Suzuki has released full technical details of its 2019 RM-Z250,
with the MX2 machine getting a new frame, swing-arm and suspension, plus a new engine that produces more power and torque than its predecessor. The new RM-Z250 also gets the latest version of Suzuki’s Holes-hot Assist Control and traction management systems, further improving its performance, while more angular new styling sharpens the look.
With a focus on improving both power and manageability, the 2019 RM-Z250’s engine has undergone significant enhancements. Peak power is improved thanks to a newly-designed cylinder head and new intake and exhaust ports which increase airflow and combustion efficiency.
Weight reduction was a key objective for Suzuki engineers during development, whilst improving the 2019 RM-Z250’s handling performance. A new frame retains fore-aft rigidity, running the length of the bike, but increases torsional rigidity by 10%. It also reduces weight by 370g.
Fully-adjustable suspension is again provided by KYB, with spring forks replacing the air forks on the previous generation, and a new rear shock. There are also further weight reductions, thanks to a lightweight spring with thin wire diameter, derived from MotoGP knowhow. This reduces weight by 370g, while the rear suspension linkage is reduced in weight by 15g.
The 2019 RM-Z250 stops better than its predecessor, thanks to a larger front brake disc, which goes from 250mm to 270mm. New brake pads give a more linear feel in response to rider’s input at the lever, and there is a new rear brake master cylinder which improves operation, better prevents dirt entering the system, and is designed to better prevent the rider from catching it with their boot.

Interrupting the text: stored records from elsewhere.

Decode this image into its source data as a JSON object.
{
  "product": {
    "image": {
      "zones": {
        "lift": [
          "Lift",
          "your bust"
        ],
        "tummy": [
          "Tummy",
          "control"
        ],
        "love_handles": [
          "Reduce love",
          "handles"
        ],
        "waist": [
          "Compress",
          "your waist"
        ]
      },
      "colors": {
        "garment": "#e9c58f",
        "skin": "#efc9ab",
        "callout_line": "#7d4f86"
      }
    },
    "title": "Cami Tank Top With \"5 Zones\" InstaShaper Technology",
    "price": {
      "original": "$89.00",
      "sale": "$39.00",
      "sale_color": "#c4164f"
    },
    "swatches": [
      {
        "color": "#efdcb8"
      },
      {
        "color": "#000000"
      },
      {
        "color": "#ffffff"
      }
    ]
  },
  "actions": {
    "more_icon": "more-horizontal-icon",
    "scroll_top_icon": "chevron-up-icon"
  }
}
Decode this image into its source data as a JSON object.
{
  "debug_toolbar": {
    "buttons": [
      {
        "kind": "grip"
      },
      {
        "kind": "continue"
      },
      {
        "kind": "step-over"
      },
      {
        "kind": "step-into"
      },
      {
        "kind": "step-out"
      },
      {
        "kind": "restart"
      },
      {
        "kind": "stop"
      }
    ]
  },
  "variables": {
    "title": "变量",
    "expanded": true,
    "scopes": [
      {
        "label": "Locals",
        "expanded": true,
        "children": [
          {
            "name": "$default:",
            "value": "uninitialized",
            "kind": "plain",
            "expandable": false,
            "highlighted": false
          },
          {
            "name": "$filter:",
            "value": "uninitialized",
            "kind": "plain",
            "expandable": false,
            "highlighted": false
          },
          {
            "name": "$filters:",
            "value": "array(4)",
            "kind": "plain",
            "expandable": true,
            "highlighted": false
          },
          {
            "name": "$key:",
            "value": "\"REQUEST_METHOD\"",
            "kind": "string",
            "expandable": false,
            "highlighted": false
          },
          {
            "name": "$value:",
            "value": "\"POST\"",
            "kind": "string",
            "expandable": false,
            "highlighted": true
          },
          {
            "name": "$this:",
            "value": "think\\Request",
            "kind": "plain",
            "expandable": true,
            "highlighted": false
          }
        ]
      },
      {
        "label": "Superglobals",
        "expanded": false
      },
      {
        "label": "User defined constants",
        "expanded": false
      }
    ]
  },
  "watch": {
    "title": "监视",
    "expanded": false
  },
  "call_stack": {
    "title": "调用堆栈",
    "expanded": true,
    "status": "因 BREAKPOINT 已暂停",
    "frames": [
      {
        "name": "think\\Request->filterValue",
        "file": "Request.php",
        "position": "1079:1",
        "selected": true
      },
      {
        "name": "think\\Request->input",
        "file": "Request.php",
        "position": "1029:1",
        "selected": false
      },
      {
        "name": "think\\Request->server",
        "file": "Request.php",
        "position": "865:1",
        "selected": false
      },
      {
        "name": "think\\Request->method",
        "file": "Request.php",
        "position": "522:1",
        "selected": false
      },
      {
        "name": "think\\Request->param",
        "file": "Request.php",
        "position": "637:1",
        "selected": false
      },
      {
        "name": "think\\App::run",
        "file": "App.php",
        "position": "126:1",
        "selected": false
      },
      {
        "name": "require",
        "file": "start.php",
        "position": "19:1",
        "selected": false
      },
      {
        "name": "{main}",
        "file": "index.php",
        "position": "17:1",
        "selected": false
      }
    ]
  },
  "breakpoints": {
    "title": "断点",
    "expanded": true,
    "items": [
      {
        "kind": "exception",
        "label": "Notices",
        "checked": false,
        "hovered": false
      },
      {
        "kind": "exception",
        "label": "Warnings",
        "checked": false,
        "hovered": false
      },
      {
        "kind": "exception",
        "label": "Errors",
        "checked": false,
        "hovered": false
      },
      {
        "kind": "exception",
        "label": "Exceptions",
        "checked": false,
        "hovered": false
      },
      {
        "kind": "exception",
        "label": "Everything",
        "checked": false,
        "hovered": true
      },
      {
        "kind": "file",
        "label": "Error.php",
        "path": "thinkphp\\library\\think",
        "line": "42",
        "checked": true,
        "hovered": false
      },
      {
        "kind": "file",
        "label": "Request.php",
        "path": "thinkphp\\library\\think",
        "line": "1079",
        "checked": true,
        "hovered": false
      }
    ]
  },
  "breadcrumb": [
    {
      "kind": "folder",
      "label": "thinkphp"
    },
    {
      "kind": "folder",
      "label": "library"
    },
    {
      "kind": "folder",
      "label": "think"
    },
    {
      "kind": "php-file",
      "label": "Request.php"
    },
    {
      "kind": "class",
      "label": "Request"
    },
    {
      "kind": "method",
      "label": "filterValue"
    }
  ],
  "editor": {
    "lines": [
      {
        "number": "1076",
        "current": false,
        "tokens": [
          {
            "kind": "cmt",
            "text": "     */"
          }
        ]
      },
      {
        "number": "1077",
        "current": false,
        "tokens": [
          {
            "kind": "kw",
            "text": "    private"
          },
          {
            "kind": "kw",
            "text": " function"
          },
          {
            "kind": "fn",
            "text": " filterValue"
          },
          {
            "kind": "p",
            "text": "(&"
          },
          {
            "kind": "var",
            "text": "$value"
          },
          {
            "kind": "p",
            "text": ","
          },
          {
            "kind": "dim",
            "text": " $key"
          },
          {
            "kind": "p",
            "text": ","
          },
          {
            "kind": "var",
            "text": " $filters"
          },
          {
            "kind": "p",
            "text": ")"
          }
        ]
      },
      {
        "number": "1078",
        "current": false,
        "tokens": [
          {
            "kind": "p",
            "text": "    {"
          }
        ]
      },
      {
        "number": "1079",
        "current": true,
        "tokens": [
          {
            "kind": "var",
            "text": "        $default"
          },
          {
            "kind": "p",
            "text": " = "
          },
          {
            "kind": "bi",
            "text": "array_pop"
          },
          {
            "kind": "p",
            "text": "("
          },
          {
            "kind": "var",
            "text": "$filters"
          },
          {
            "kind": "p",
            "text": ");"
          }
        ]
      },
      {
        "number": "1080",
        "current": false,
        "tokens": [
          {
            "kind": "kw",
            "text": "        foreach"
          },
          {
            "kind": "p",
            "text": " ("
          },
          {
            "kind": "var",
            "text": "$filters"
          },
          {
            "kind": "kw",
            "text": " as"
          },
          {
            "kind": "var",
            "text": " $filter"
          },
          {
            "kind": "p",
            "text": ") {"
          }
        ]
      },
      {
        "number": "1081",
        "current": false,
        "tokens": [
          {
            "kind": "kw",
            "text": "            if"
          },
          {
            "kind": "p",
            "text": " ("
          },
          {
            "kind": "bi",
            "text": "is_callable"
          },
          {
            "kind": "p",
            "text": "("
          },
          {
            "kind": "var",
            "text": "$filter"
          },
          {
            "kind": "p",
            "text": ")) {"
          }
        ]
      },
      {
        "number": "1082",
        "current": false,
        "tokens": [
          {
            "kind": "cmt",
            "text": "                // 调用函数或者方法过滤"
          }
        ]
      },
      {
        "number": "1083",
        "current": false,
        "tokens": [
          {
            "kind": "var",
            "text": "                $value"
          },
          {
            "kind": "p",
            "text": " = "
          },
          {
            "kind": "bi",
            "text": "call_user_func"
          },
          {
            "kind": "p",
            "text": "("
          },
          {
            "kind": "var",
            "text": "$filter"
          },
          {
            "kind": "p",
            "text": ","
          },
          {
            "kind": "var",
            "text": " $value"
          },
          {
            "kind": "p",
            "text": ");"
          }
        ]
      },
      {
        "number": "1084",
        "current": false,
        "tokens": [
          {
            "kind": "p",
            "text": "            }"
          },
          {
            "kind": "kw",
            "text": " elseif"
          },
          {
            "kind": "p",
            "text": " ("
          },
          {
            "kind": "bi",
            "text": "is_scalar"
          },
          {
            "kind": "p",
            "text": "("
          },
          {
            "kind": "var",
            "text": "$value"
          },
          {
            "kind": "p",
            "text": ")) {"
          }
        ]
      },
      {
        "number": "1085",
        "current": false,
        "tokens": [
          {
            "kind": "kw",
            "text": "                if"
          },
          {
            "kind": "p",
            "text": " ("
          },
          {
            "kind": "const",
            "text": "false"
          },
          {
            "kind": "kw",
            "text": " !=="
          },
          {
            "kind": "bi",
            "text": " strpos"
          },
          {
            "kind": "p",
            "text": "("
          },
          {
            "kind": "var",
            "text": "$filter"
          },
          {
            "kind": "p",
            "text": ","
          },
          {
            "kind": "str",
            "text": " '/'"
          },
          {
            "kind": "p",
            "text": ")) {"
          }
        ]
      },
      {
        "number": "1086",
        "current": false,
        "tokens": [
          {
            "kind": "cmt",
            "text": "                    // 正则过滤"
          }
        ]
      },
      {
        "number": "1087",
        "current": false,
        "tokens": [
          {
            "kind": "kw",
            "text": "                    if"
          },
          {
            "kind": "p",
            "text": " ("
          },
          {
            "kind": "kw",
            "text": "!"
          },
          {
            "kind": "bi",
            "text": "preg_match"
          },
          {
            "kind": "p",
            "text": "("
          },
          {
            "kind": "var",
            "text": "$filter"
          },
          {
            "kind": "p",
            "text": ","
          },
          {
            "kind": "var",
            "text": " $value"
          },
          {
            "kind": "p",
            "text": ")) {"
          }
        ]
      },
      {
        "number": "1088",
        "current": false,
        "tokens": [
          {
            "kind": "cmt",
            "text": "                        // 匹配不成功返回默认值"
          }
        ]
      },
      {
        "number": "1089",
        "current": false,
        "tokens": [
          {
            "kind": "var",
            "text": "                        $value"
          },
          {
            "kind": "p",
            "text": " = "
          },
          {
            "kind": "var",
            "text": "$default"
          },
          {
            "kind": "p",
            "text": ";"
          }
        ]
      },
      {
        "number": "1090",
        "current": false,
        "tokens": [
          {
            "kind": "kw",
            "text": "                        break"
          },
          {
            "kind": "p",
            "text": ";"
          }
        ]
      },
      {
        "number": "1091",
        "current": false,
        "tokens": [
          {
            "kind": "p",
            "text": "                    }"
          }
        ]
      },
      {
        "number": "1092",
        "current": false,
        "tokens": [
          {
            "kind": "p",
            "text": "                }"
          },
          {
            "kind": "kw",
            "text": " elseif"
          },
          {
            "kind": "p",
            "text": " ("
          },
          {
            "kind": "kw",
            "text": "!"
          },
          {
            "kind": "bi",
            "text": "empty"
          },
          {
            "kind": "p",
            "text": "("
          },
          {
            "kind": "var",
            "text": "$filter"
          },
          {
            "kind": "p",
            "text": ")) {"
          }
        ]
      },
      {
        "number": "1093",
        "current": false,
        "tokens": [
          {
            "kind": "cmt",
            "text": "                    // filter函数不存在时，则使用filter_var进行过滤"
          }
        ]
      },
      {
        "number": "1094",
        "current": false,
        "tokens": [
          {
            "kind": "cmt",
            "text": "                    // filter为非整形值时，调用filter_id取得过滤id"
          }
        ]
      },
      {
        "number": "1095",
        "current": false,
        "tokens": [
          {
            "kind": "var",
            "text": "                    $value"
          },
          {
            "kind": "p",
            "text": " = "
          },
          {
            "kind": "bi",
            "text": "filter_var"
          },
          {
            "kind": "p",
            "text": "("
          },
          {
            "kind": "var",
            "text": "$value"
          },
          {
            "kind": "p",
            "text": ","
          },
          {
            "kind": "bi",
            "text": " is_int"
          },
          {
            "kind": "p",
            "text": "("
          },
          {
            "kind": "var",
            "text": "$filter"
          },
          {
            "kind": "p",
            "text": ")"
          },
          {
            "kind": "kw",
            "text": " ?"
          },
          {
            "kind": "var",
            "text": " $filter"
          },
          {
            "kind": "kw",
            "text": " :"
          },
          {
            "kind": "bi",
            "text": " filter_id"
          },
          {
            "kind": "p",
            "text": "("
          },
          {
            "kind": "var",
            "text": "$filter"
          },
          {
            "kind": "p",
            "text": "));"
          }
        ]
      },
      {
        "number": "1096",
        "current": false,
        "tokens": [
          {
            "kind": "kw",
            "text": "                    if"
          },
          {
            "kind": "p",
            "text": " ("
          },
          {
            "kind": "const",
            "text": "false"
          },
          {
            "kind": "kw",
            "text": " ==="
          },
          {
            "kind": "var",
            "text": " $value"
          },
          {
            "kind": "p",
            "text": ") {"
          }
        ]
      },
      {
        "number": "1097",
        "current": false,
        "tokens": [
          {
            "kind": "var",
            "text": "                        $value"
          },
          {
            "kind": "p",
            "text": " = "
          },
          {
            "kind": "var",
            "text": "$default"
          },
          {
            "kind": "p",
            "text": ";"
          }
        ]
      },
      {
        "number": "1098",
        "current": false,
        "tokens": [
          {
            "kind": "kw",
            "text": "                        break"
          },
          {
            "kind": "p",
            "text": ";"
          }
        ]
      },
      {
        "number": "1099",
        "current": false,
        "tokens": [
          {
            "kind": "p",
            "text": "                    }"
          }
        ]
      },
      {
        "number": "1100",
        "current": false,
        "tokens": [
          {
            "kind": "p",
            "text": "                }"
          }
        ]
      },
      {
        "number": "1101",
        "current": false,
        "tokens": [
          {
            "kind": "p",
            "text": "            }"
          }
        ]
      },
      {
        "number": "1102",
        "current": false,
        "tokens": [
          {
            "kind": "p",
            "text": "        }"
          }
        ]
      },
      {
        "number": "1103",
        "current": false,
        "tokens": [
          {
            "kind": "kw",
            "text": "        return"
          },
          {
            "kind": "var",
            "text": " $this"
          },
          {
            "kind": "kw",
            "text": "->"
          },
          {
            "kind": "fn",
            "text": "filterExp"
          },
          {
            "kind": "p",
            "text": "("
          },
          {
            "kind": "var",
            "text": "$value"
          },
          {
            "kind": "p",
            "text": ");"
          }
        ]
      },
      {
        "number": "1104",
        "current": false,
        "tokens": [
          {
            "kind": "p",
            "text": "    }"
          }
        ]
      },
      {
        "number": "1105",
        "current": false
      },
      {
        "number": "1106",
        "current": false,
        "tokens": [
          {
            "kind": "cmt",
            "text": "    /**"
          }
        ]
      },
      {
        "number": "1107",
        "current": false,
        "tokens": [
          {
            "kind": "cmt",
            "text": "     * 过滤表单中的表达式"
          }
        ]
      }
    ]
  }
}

Turning and handling performance is further enhanced courtesy of lighter rims, with a new front rim 40g lighter and 60g saved with a new rear rim. The new rims are also shod with new Dunlop MX33 tyres for greater traction.
Suzuki’s advanced Hole-shot Assist Control and traction management systems are further improved for 2019, giving riders a better chance to get out of the gate ahead of the competition and stay ahead in the race.